  • Do all deaf people live in a world of total silence, as depicted by the sound effects?
  • Does the cochlear implant fully "restore hearing," as one of the doctors in the show described it?
  • If it does, or if it succeeds to some extent, why aren't all deaf people lining up for it?
  • Is it rude, or even a violation of privacy, to look at deaf people who are signing in public?
  • Are deaf people ______ (insert stereotype of choice here: angry, emotional, immature, easily agitated, etc)?
  • How did the deaf dean of students know someone was shooting at her?
  • Does the fact that she finally got shot (after the shooter missed a few times) indicate that deaf people are more vulnerable to violence/accidents than hearing people?
  • Are there any deaf cops, firefighters, secret agents, etc?
  • Forget exciting jobs -- can deaf people even drive a car?
  • Was that deaf lady on the show actually happy her newborn baby was deaf?
  • If yes, what the hell was wrong with her? Do deaf people really want deaf kids?
  • What was all that Deaf Power stuff in the beginning? Why would people be proud of a (gulp!) handicap?

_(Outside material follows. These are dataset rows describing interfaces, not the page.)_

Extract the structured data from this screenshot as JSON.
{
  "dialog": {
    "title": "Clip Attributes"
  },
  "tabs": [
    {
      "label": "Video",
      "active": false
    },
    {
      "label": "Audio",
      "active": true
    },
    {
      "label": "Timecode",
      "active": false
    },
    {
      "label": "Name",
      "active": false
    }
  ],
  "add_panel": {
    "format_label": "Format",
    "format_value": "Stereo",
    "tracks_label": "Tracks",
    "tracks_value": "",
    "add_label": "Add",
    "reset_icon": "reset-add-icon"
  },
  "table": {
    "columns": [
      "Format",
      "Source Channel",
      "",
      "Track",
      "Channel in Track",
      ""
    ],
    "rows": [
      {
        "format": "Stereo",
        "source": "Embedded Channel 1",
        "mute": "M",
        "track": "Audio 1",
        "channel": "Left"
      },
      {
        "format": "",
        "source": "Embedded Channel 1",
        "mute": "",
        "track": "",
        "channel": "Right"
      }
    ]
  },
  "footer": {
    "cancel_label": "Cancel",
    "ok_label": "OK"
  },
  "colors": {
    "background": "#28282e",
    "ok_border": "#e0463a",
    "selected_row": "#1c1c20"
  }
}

There you have it, folks. Your homework. As deaf actors and deaf-themed television shows and/or movies grow in prevalence (I hope!), you're going to see a lot more of these questions coming from the world at large. And as you saw in the recent Gallaudet protest, not everyone out there "gets it." It's our job to make sure people do. Are you ready?